---------- Data for analysis
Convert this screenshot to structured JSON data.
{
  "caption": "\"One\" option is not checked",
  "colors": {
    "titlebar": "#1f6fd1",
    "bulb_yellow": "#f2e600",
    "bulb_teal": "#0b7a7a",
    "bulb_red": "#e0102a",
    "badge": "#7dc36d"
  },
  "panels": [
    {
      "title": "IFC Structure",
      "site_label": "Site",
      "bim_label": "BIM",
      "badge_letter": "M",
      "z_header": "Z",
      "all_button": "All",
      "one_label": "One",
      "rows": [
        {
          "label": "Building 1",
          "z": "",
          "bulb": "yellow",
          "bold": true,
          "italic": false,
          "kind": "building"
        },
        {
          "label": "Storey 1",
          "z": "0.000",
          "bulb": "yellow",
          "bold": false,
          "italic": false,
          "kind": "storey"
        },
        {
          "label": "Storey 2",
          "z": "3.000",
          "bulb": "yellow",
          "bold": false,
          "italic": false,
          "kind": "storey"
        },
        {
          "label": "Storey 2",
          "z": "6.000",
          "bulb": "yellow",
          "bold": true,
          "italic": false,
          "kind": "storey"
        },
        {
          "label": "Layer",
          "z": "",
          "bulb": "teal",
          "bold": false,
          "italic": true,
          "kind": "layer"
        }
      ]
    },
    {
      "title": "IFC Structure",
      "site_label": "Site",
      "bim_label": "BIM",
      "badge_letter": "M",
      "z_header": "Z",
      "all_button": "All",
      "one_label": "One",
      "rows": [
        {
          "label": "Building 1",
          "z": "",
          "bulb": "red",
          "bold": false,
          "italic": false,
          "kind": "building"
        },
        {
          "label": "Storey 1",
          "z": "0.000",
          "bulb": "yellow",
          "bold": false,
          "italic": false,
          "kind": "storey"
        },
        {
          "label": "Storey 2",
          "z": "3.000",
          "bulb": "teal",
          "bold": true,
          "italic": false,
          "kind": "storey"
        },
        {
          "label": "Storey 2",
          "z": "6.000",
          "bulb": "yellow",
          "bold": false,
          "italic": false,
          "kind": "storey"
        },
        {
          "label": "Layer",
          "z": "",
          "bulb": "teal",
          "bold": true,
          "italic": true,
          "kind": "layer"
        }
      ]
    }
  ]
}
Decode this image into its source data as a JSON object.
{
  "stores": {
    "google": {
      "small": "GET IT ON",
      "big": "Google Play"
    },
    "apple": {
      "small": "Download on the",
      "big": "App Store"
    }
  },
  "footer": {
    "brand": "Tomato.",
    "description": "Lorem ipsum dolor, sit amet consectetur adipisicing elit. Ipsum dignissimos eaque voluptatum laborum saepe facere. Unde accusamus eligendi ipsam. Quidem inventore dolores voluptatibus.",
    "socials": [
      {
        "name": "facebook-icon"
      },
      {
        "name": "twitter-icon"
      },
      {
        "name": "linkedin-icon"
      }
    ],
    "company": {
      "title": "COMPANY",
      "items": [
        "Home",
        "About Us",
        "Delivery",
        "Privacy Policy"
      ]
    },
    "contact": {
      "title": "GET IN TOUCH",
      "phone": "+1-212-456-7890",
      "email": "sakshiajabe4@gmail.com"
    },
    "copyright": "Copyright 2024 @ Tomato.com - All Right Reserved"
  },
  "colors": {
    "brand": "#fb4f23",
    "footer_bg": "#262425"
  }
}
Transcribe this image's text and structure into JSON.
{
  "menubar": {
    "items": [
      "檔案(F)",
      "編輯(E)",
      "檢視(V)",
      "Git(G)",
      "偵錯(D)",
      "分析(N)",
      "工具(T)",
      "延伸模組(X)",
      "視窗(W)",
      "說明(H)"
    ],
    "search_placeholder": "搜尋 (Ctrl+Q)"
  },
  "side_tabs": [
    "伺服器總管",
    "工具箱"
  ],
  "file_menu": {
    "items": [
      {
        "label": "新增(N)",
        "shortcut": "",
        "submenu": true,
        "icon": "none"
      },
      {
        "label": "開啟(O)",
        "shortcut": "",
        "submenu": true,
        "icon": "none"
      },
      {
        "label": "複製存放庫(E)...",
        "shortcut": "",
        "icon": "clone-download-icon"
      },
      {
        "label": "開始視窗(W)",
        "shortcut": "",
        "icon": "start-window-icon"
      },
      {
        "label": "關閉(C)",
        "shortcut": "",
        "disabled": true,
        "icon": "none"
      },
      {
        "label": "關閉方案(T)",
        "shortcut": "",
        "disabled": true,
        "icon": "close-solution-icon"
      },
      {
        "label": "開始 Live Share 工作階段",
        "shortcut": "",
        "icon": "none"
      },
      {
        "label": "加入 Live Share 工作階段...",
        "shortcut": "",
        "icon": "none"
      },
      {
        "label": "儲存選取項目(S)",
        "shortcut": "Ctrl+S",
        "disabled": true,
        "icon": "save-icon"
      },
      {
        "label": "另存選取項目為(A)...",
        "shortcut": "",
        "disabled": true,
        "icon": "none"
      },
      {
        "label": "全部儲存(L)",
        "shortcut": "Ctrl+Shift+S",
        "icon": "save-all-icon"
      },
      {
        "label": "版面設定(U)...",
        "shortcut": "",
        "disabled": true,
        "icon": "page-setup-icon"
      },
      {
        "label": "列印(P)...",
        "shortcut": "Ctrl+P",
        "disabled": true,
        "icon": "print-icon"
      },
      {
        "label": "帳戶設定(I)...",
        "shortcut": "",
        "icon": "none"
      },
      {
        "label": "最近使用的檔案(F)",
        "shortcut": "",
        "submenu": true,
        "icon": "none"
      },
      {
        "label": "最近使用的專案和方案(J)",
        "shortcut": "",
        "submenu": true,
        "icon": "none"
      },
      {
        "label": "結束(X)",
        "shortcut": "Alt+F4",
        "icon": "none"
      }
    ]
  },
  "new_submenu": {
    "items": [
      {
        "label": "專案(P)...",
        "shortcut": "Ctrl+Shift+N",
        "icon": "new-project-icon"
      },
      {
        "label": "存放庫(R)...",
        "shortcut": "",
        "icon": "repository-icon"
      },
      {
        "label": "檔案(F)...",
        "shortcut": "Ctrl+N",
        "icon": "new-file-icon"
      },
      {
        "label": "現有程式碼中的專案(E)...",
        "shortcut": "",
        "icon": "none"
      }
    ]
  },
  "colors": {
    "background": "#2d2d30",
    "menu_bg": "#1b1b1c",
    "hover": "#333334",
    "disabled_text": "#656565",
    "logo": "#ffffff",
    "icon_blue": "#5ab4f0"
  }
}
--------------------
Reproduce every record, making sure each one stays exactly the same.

**Task output:**
Convert this screenshot to structured JSON data.
{
  "caption": "\"One\" option is not checked",
  "colors": {
    "titlebar": "#1f6fd1",
    "bulb_yellow": "#f2e600",
    "bulb_teal": "#0b7a7a",
    "bulb_red": "#e0102a",
    "badge": "#7dc36d"
  },
  "panels": [
    {
      "title": "IFC Structure",
      "site_label": "Site",
      "bim_label": "BIM",
      "badge_letter": "M",
      "z_header": "Z",
      "all_button": "All",
      "one_label": "One",
      "rows": [
        {
          "label": "Building 1",
          "z": "",
          "bulb": "yellow",
          "bold": true,
          "italic": false,
          "kind": "building"
        },
        {
          "label": "Storey 1",
          "z": "0.000",
          "bulb": "yellow",
          "bold": false,
          "italic": false,
          "kind": "storey"
        },
        {
          "label": "Storey 2",
          "z": "3.000",
          "bulb": "yellow",
          "bold": false,
          "italic": false,
          "kind": "storey"
        },
        {
          "label": "Storey 2",
          "z": "6.000",
          "bulb": "yellow",
          "bold": true,
          "italic": false,
          "kind": "storey"
        },
        {
          "label": "Layer",
          "z": "",
          "bulb": "teal",
          "bold": false,
          "italic": true,
          "kind": "layer"
        }
      ]
    },
    {
      "title": "IFC Structure",
      "site_label": "Site",
      "bim_label": "BIM",
      "badge_letter": "M",
      "z_header": "Z",
      "all_button": "All",
      "one_label": "One",
      "rows": [
        {
          "label": "Building 1",
          "z": "",
          "bulb": "red",
          "bold": false,
          "italic": false,
          "kind": "building"
        },
        {
          "label": "Storey 1",
          "z": "0.000",
          "bulb": "yellow",
          "bold": false,
          "italic": false,
          "kind": "storey"
        },
        {
          "label": "Storey 2",
          "z": "3.000",
          "bulb": "teal",
          "bold": true,
          "italic": false,
          "kind": "storey"
        },
        {
          "label": "Storey 2",
          "z": "6.000",
          "bulb": "yellow",
          "bold": false,
          "italic": false,
          "kind": "storey"
        },
        {
          "label": "Layer",
          "z": "",
          "bulb": "teal",
          "bold": true,
          "italic": true,
          "kind": "layer"
        }
      ]
    }
  ]
}
Decode this image into its source data as a JSON object.
{
  "stores": {
    "google": {
      "small": "GET IT ON",
      "big": "Google Play"
    },
    "apple": {
      "small": "Download on the",
      "big": "App Store"
    }
  },
  "footer": {
    "brand": "Tomato.",
    "description": "Lorem ipsum dolor, sit amet consectetur adipisicing elit. Ipsum dignissimos eaque voluptatum laborum saepe facere. Unde accusamus eligendi ipsam. Quidem inventore dolores voluptatibus.",
    "socials": [
      {
        "name": "facebook-icon"
      },
      {
        "name": "twitter-icon"
      },
      {
        "name": "linkedin-icon"
      }
    ],
    "company": {
      "title": "COMPANY",
      "items": [
        "Home",
        "About Us",
        "Delivery",
        "Privacy Policy"
      ]
    },
    "contact": {
      "title": "GET IN TOUCH",
      "phone": "+1-212-456-7890",
      "email": "sakshiajabe4@gmail.com"
    },
    "copyright": "Copyright 2024 @ Tomato.com - All Right Reserved"
  },
  "colors": {
    "brand": "#fb4f23",
    "footer_bg": "#262425"
  }
}
Transcribe this image's text and structure into JSON.
{
  "menubar": {
    "items": [
      "檔案(F)",
      "編輯(E)",
      "檢視(V)",
      "Git(G)",
      "偵錯(D)",
      "分析(N)",
      "工具(T)",
      "延伸模組(X)",
      "視窗(W)",
      "說明(H)"
    ],
    "search_placeholder": "搜尋 (Ctrl+Q)"
  },
  "side_tabs": [
    "伺服器總管",
    "工具箱"
  ],
  "file_menu": {
    "items": [
      {
        "label": "新增(N)",
        "shortcut": "",
        "submenu": true,
        "icon": "none"
      },
      {
        "label": "開啟(O)",
        "shortcut": "",
        "submenu": true,
        "icon": "none"
      },
      {
        "label": "複製存放庫(E)...",
        "shortcut": "",
        "icon": "clone-download-icon"
      },
      {
        "label": "開始視窗(W)",
        "shortcut": "",
        "icon": "start-window-icon"
      },
      {
        "label": "關閉(C)",
        "shortcut": "",
        "disabled": true,
        "icon": "none"
      },
      {
        "label": "關閉方案(T)",
        "shortcut": "",
        "disabled": true,
        "icon": "close-solution-icon"
      },
      {
        "label": "開始 Live Share 工作階段",
        "shortcut": "",
        "icon": "none"
      },
      {
        "label": "加入 Live Share 工作階段...",
        "shortcut": "",
        "icon": "none"
      },
      {
        "label": "儲存選取項目(S)",
        "shortcut": "Ctrl+S",
        "disabled": true,
        "icon": "save-icon"
      },
      {
        "label": "另存選取項目為(A)...",
        "shortcut": "",
        "disabled": true,
        "icon": "none"
      },
      {
        "label": "全部儲存(L)",
        "shortcut": "Ctrl+Shift+S",
        "icon": "save-all-icon"
      },
      {
        "label": "版面設定(U)...",
        "shortcut": "",
        "disabled": true,
        "icon": "page-setup-icon"
      },
      {
        "label": "列印(P)...",
        "shortcut": "Ctrl+P",
        "disabled": true,
        "icon": "print-icon"
      },
      {
        "label": "帳戶設定(I)...",
        "shortcut": "",
        "icon": "none"
      },
      {
        "label": "最近使用的檔案(F)",
        "shortcut": "",
        "submenu": true,
        "icon": "none"
      },
      {
        "label": "最近使用的專案和方案(J)",
        "shortcut": "",
        "submenu": true,
        "icon": "none"
      },
      {
        "label": "結束(X)",
        "shortcut": "Alt+F4",
        "icon": "none"
      }
    ]
  },
  "new_submenu": {
    "items": [
      {
        "label": "專案(P)...",
        "shortcut": "Ctrl+Shift+N",
        "icon": "new-project-icon"
      },
      {
        "label": "存放庫(R)...",
        "shortcut": "",
        "icon": "repository-icon"
      },
      {
        "label": "檔案(F)...",
        "shortcut": "Ctrl+N",
        "icon": "new-file-icon"
      },
      {
        "label": "現有程式碼中的專案(E)...",
        "shortcut": "",
        "icon": "none"
      }
    ]
  },
  "colors": {
    "background": "#2d2d30",
    "menu_bg": "#1b1b1c",
    "hover": "#333334",
    "disabled_text": "#656565",
    "logo": "#ffffff",
    "icon_blue": "#5ab4f0"
  }
}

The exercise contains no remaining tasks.